CINCINNATI, Ohio — A potent collection of 19th-century photographs, documents, correspondence and more come to market Thursday, November 30 in Hindman’s American Historical Ephemera & Photography sale. The catalog is now available for bidding at LiveAuctioneers.

Fresh with gold fever, William J. Jewell (1818-1885) left his wife and children behind in Michigan in 1852 to head to the gold fields in California’s Sierra Nevada mountains. Jewell kept a diary and all his correspondence, which helps date these two daguerreotypes he had commissioned of him and his claim at Poverty Bar, California (which since 1962 has been at the bottom of Camanche Reservoir). Captured with remarkable clarity, the two images show Jewell as the central figure, pushing a wheelbarrow to the Long Tom sluice box, and in another view, panning for gold.

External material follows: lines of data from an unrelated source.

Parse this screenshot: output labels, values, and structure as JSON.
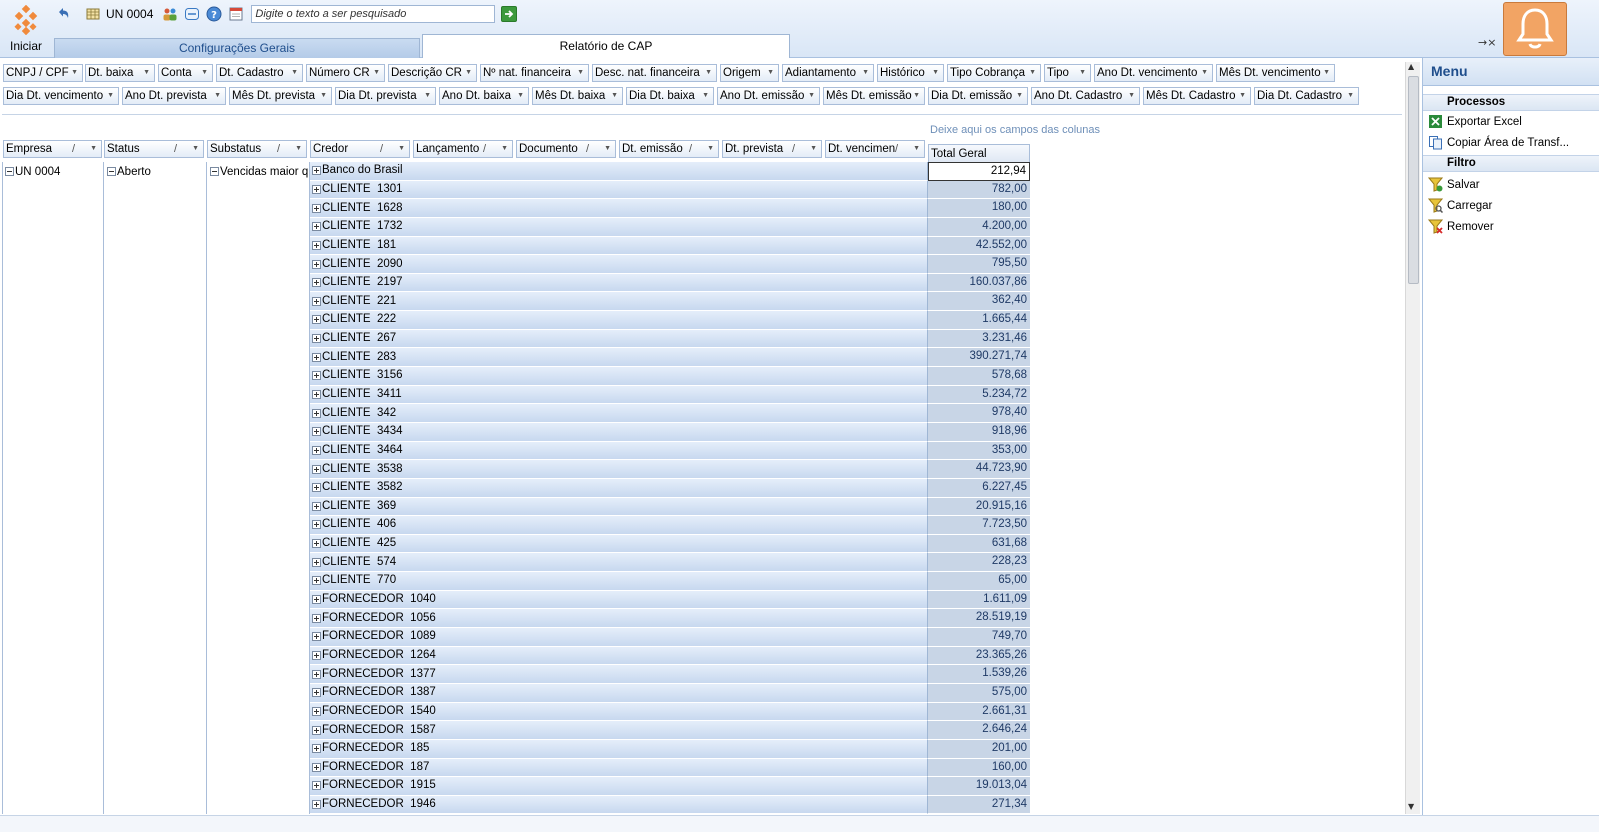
{
  "start": {
    "label": "Iniciar"
  },
  "toolbar": {
    "unit_label": "UN 0004",
    "search_placeholder": "Digite o texto a ser pesquisado"
  },
  "tabs": [
    {
      "label": "Configurações Gerais",
      "active": false
    },
    {
      "label": "Relatório de CAP",
      "active": true
    }
  ],
  "pin_close": "→×",
  "filter_fields_row1": [
    "CNPJ / CPF",
    "Dt. baixa",
    "Conta",
    "Dt. Cadastro",
    "Número CR",
    "Descrição CR",
    "Nº nat. financeira",
    "Desc. nat. financeira",
    "Origem",
    "Adiantamento",
    "Histórico",
    "Tipo Cobrança",
    "Tipo",
    "Ano Dt. vencimento",
    "Mês Dt. vencimento"
  ],
  "filter_fields_row2": [
    "Dia Dt. vencimento",
    "Ano Dt. prevista",
    "Mês Dt. prevista",
    "Dia Dt. prevista",
    "Ano Dt. baixa",
    "Mês Dt. baixa",
    "Dia Dt. baixa",
    "Ano Dt. emissão",
    "Mês Dt. emissão",
    "Dia Dt. emissão",
    "Ano Dt. Cadastro",
    "Mês Dt. Cadastro",
    "Dia Dt. Cadastro"
  ],
  "drop_hint": "Deixe aqui os campos das colunas",
  "row_fields": [
    "Empresa",
    "Status",
    "Substatus",
    "Credor",
    "Lançamento",
    "Documento",
    "Dt. emissão",
    "Dt. prevista",
    "Dt. vencimen"
  ],
  "total_header": "Total Geral",
  "groups": {
    "empresa": "UN 0004",
    "status": "Aberto",
    "substatus": "Vencidas maior qu"
  },
  "rows": [
    {
      "credor": "Banco do Brasil",
      "total": "212,94"
    },
    {
      "credor": "CLIENTE  1301",
      "total": "782,00"
    },
    {
      "credor": "CLIENTE  1628",
      "total": "180,00"
    },
    {
      "credor": "CLIENTE  1732",
      "total": "4.200,00"
    },
    {
      "credor": "CLIENTE  181",
      "total": "42.552,00"
    },
    {
      "credor": "CLIENTE  2090",
      "total": "795,50"
    },
    {
      "credor": "CLIENTE  2197",
      "total": "160.037,86"
    },
    {
      "credor": "CLIENTE  221",
      "total": "362,40"
    },
    {
      "credor": "CLIENTE  222",
      "total": "1.665,44"
    },
    {
      "credor": "CLIENTE  267",
      "total": "3.231,46"
    },
    {
      "credor": "CLIENTE  283",
      "total": "390.271,74"
    },
    {
      "credor": "CLIENTE  3156",
      "total": "578,68"
    },
    {
      "credor": "CLIENTE  3411",
      "total": "5.234,72"
    },
    {
      "credor": "CLIENTE  342",
      "total": "978,40"
    },
    {
      "credor": "CLIENTE  3434",
      "total": "918,96"
    },
    {
      "credor": "CLIENTE  3464",
      "total": "353,00"
    },
    {
      "credor": "CLIENTE  3538",
      "total": "44.723,90"
    },
    {
      "credor": "CLIENTE  3582",
      "total": "6.227,45"
    },
    {
      "credor": "CLIENTE  369",
      "total": "20.915,16"
    },
    {
      "credor": "CLIENTE  406",
      "total": "7.723,50"
    },
    {
      "credor": "CLIENTE  425",
      "total": "631,68"
    },
    {
      "credor": "CLIENTE  574",
      "total": "228,23"
    },
    {
      "credor": "CLIENTE  770",
      "total": "65,00"
    },
    {
      "credor": "FORNECEDOR  1040",
      "total": "1.611,09"
    },
    {
      "credor": "FORNECEDOR  1056",
      "total": "28.519,19"
    },
    {
      "credor": "FORNECEDOR  1089",
      "total": "749,70"
    },
    {
      "credor": "FORNECEDOR  1264",
      "total": "23.365,26"
    },
    {
      "credor": "FORNECEDOR  1377",
      "total": "1.539,26"
    },
    {
      "credor": "FORNECEDOR  1387",
      "total": "575,00"
    },
    {
      "credor": "FORNECEDOR  1540",
      "total": "2.661,31"
    },
    {
      "credor": "FORNECEDOR  1587",
      "total": "2.646,24"
    },
    {
      "credor": "FORNECEDOR  185",
      "total": "201,00"
    },
    {
      "credor": "FORNECEDOR  187",
      "total": "160,00"
    },
    {
      "credor": "FORNECEDOR  1915",
      "total": "19.013,04"
    },
    {
      "credor": "FORNECEDOR  1946",
      "total": "271,34"
    }
  ],
  "menu": {
    "title": "Menu",
    "sections": [
      {
        "title": "Processos",
        "items": [
          "Exportar Excel",
          "Copiar Área de Transf..."
        ]
      },
      {
        "title": "Filtro",
        "items": [
          "Salvar",
          "Carregar",
          "Remover"
        ]
      }
    ]
  },
  "colors": {
    "accent": "#1f4e8c",
    "row_band": "#c7d8ef",
    "bell": "#f2a464"
  }
}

The daguerreotypes are estimated at $15,000-$25,000.

The second highest-ranking officer to be killed in the American Civil War, General James Birdseye McPherson (1828-1864) fell at the battle of Atlanta on July 22, 1864. His death was a major blow to the Union Army, and he was widely mourned by Generals U. S. Grant and William Tecumseh Sherman. In a touch of pathos, the commanding officer of the Confederate forces at the battle, General John Bell Hood, expressed remorse, remarking on the death of his West Point “classmate and boyhood friend.” This is the only known daguerreotype of McPherson, and it is estimated at $4,000-$6,000.

Descended directly in the family of General Nelson Appleton Miles (1839-1925) are U.S. Army Cavalry regimental colors from the Indian Wars period (1870s-1890s). Miles was a Civil War hero, Medal of Honor recipient, and leader of major U.S. Army operations during the Indian Wars. Though he commanded infantry, he had numerous Cavalry (horse-mounted troops) attached to his units. The colors are estimated at $8,000-$10,000.